» Data excerpts:
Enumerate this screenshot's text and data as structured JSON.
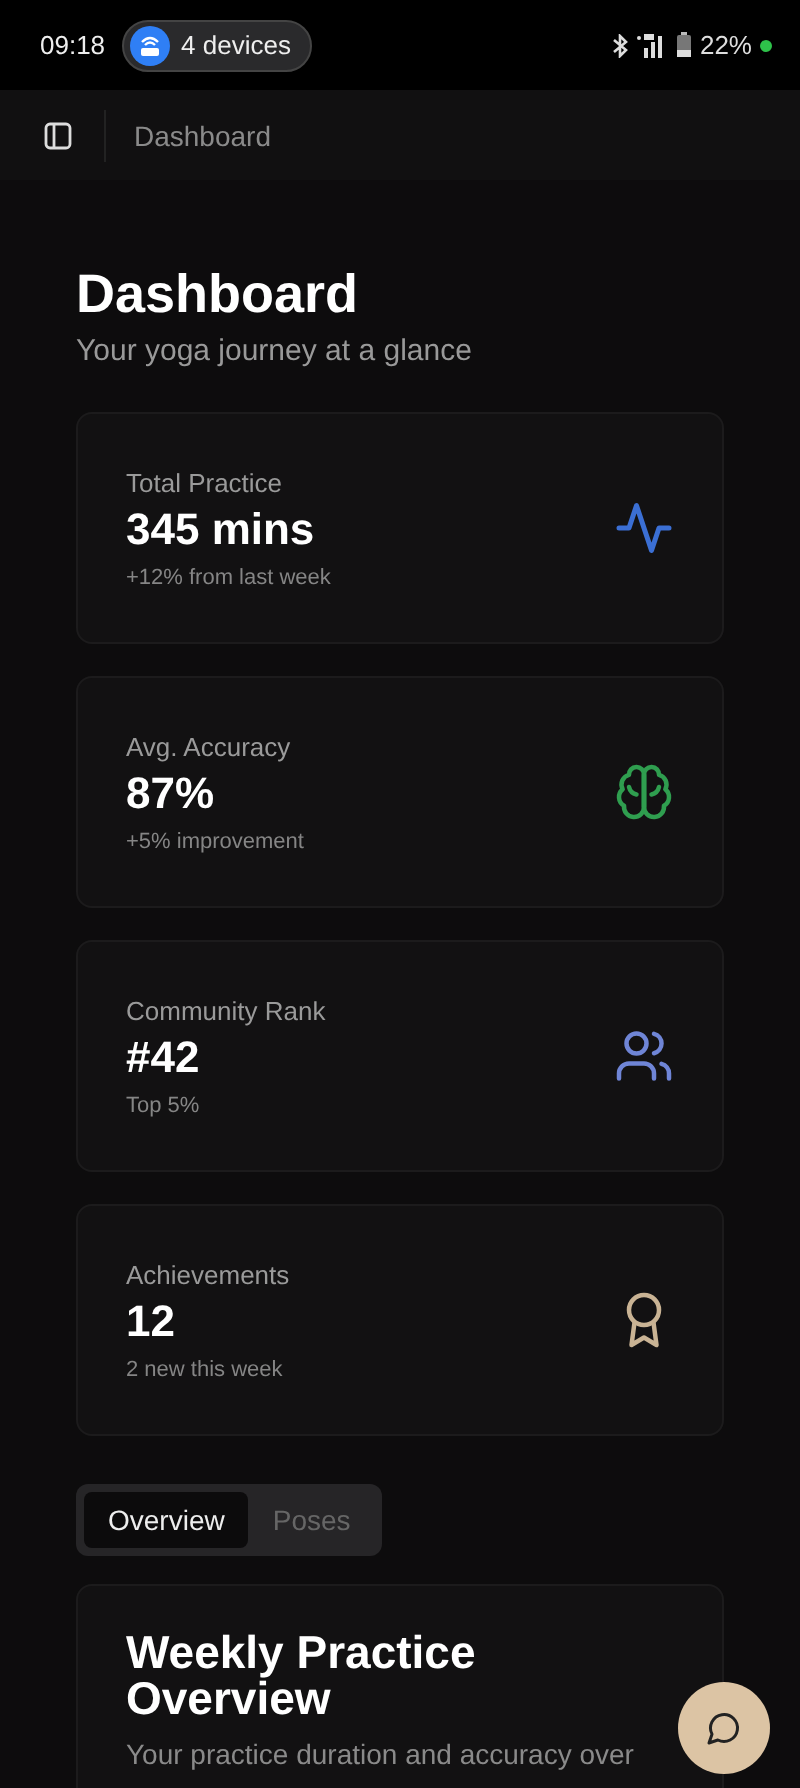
{
  "status_bar": {
    "time": "09:18",
    "devices": "4 devices",
    "battery": "22%"
  },
  "header": {
    "breadcrumb": "Dashboard"
  },
  "page": {
    "title": "Dashboard",
    "subtitle": "Your yoga journey at a glance"
  },
  "stats": [
    {
      "label": "Total Practice",
      "value": "345 mins",
      "note": "+12% from last week",
      "kind": "activity",
      "color": "#3b6fd4"
    },
    {
      "label": "Avg. Accuracy",
      "value": "87%",
      "note": "+5% improvement",
      "kind": "brain",
      "color": "#2f9e4f"
    },
    {
      "label": "Community Rank",
      "value": "#42",
      "note": "Top 5%",
      "kind": "users",
      "color": "#6f85d6"
    },
    {
      "label": "Achievements",
      "value": "12",
      "note": "2 new this week",
      "kind": "award",
      "color": "#c9b394"
    }
  ],
  "tabs": [
    {
      "label": "Overview",
      "selected": true
    },
    {
      "label": "Poses",
      "selected": false
    }
  ],
  "overview_card": {
    "title": "Weekly Practice Overview",
    "description": "Your practice duration and accuracy over"
  }
}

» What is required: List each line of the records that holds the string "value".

» Solution to this exercise:
      "value": "345 mins",
      "value": "87%",
      "value": "#42",
      "value": "12",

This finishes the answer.